What you are asked to do
Return all of the material exactly; no line may be dropped.

Data for the task
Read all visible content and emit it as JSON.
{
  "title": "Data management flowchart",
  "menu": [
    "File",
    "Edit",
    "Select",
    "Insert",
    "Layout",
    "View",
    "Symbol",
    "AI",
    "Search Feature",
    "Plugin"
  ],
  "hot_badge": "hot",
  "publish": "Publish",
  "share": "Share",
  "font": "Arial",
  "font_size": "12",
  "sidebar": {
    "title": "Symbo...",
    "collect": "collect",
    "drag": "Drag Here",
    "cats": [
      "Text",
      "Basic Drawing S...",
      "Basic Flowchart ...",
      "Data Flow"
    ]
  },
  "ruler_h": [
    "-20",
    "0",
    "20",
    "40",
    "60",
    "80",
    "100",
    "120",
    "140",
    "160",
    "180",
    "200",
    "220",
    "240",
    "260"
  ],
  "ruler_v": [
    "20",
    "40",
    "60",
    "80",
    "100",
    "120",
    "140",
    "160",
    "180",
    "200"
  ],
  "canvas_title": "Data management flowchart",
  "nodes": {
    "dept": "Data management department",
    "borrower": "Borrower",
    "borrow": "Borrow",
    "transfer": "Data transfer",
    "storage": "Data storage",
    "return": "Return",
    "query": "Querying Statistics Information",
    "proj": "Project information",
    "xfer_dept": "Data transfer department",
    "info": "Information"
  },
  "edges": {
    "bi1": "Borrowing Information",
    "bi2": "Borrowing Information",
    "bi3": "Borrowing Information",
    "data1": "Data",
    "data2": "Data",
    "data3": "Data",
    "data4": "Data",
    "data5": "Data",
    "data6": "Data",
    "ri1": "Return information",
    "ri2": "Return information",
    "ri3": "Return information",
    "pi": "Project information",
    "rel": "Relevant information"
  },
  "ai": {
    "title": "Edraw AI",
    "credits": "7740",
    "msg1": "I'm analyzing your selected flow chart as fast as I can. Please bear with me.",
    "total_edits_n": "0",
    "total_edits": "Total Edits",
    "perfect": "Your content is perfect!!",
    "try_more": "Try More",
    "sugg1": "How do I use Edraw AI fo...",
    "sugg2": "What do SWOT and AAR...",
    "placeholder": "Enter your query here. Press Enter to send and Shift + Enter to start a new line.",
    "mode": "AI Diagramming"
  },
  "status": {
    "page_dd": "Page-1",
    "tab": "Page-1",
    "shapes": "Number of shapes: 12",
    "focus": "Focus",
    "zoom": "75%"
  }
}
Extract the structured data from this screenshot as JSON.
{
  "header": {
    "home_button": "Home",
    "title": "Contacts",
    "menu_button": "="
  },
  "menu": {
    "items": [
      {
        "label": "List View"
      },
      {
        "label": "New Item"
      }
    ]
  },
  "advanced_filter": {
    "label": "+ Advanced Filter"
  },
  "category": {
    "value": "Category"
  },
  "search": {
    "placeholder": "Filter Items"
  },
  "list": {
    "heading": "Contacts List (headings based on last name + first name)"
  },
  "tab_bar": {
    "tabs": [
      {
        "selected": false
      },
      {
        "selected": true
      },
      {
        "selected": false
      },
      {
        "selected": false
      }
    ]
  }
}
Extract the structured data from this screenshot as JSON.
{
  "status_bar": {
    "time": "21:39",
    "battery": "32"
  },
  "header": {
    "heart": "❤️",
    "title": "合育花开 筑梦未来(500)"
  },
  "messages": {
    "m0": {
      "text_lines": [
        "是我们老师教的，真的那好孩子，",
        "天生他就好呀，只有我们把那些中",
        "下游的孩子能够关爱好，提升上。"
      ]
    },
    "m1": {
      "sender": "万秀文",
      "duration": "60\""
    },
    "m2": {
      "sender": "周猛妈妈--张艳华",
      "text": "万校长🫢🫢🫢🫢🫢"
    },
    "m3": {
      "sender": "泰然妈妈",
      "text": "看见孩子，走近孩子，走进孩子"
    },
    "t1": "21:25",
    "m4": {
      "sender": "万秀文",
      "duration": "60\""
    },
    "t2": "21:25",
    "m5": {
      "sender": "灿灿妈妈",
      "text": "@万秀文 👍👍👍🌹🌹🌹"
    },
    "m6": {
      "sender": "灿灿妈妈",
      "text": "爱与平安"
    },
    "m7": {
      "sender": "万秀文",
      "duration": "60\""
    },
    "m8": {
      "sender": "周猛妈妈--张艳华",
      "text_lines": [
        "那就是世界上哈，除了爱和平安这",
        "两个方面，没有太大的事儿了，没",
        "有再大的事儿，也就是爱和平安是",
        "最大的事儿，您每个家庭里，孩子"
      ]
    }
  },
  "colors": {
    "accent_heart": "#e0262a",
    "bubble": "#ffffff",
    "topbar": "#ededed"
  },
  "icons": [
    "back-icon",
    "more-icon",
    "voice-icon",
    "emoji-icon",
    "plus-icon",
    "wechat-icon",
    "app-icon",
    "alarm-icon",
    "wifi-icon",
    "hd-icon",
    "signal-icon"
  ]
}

Answer for this exercise
Read all visible content and emit it as JSON.
{
  "title": "Data management flowchart",
  "menu": [
    "File",
    "Edit",
    "Select",
    "Insert",
    "Layout",
    "View",
    "Symbol",
    "AI",
    "Search Feature",
    "Plugin"
  ],
  "hot_badge": "hot",
  "publish": "Publish",
  "share": "Share",
  "font": "Arial",
  "font_size": "12",
  "sidebar": {
    "title": "Symbo...",
    "collect": "collect",
    "drag": "Drag Here",
    "cats": [
      "Text",
      "Basic Drawing S...",
      "Basic Flowchart ...",
      "Data Flow"
    ]
  },
  "ruler_h": [
    "-20",
    "0",
    "20",
    "40",
    "60",
    "80",
    "100",
    "120",
    "140",
    "160",
    "180",
    "200",
    "220",
    "240",
    "260"
  ],
  "ruler_v": [
    "20",
    "40",
    "60",
    "80",
    "100",
    "120",
    "140",
    "160",
    "180",
    "200"
  ],
  "canvas_title": "Data management flowchart",
  "nodes": {
    "dept": "Data management department",
    "borrower": "Borrower",
    "borrow": "Borrow",
    "transfer": "Data transfer",
    "storage": "Data storage",
    "return": "Return",
    "query": "Querying Statistics Information",
    "proj": "Project information",
    "xfer_dept": "Data transfer department",
    "info": "Information"
  },
  "edges": {
    "bi1": "Borrowing Information",
    "bi2": "Borrowing Information",
    "bi3": "Borrowing Information",
    "data1": "Data",
    "data2": "Data",
    "data3": "Data",
    "data4": "Data",
    "data5": "Data",
    "data6": "Data",
    "ri1": "Return information",
    "ri2": "Return information",
    "ri3": "Return information",
    "pi": "Project information",
    "rel": "Relevant information"
  },
  "ai": {
    "title": "Edraw AI",
    "credits": "7740",
    "msg1": "I'm analyzing your selected flow chart as fast as I can. Please bear with me.",
    "total_edits_n": "0",
    "total_edits": "Total Edits",
    "perfect": "Your content is perfect!!",
    "try_more": "Try More",
    "sugg1": "How do I use Edraw AI fo...",
    "sugg2": "What do SWOT and AAR...",
    "placeholder": "Enter your query here. Press Enter to send and Shift + Enter to start a new line.",
    "mode": "AI Diagramming"
  },
  "status": {
    "page_dd": "Page-1",
    "tab": "Page-1",
    "shapes": "Number of shapes: 12",
    "focus": "Focus",
    "zoom": "75%"
  }
}
Extract the structured data from this screenshot as JSON.
{
  "header": {
    "home_button": "Home",
    "title": "Contacts",
    "menu_button": "="
  },
  "menu": {
    "items": [
      {
        "label": "List View"
      },
      {
        "label": "New Item"
      }
    ]
  },
  "advanced_filter": {
    "label": "+ Advanced Filter"
  },
  "category": {
    "value": "Category"
  },
  "search": {
    "placeholder": "Filter Items"
  },
  "list": {
    "heading": "Contacts List (headings based on last name + first name)"
  },
  "tab_bar": {
    "tabs": [
      {
        "selected": false
      },
      {
        "selected": true
      },
      {
        "selected": false
      },
      {
        "selected": false
      }
    ]
  }
}
Extract the structured data from this screenshot as JSON.
{
  "status_bar": {
    "time": "21:39",
    "battery": "32"
  },
  "header": {
    "heart": "❤️",
    "title": "合育花开 筑梦未来(500)"
  },
  "messages": {
    "m0": {
      "text_lines": [
        "是我们老师教的，真的那好孩子，",
        "天生他就好呀，只有我们把那些中",
        "下游的孩子能够关爱好，提升上。"
      ]
    },
    "m1": {
      "sender": "万秀文",
      "duration": "60\""
    },
    "m2": {
      "sender": "周猛妈妈--张艳华",
      "text": "万校长🫢🫢🫢🫢🫢"
    },
    "m3": {
      "sender": "泰然妈妈",
      "text": "看见孩子，走近孩子，走进孩子"
    },
    "t1": "21:25",
    "m4": {
      "sender": "万秀文",
      "duration": "60\""
    },
    "t2": "21:25",
    "m5": {
      "sender": "灿灿妈妈",
      "text": "@万秀文 👍👍👍🌹🌹🌹"
    },
    "m6": {
      "sender": "灿灿妈妈",
      "text": "爱与平安"
    },
    "m7": {
      "sender": "万秀文",
      "duration": "60\""
    },
    "m8": {
      "sender": "周猛妈妈--张艳华",
      "text_lines": [
        "那就是世界上哈，除了爱和平安这",
        "两个方面，没有太大的事儿了，没",
        "有再大的事儿，也就是爱和平安是",
        "最大的事儿，您每个家庭里，孩子"
      ]
    }
  },
  "colors": {
    "accent_heart": "#e0262a",
    "bubble": "#ffffff",
    "topbar": "#ededed"
  },
  "icons": [
    "back-icon",
    "more-icon",
    "voice-icon",
    "emoji-icon",
    "plus-icon",
    "wechat-icon",
    "app-icon",
    "alarm-icon",
    "wifi-icon",
    "hd-icon",
    "signal-icon"
  ]
}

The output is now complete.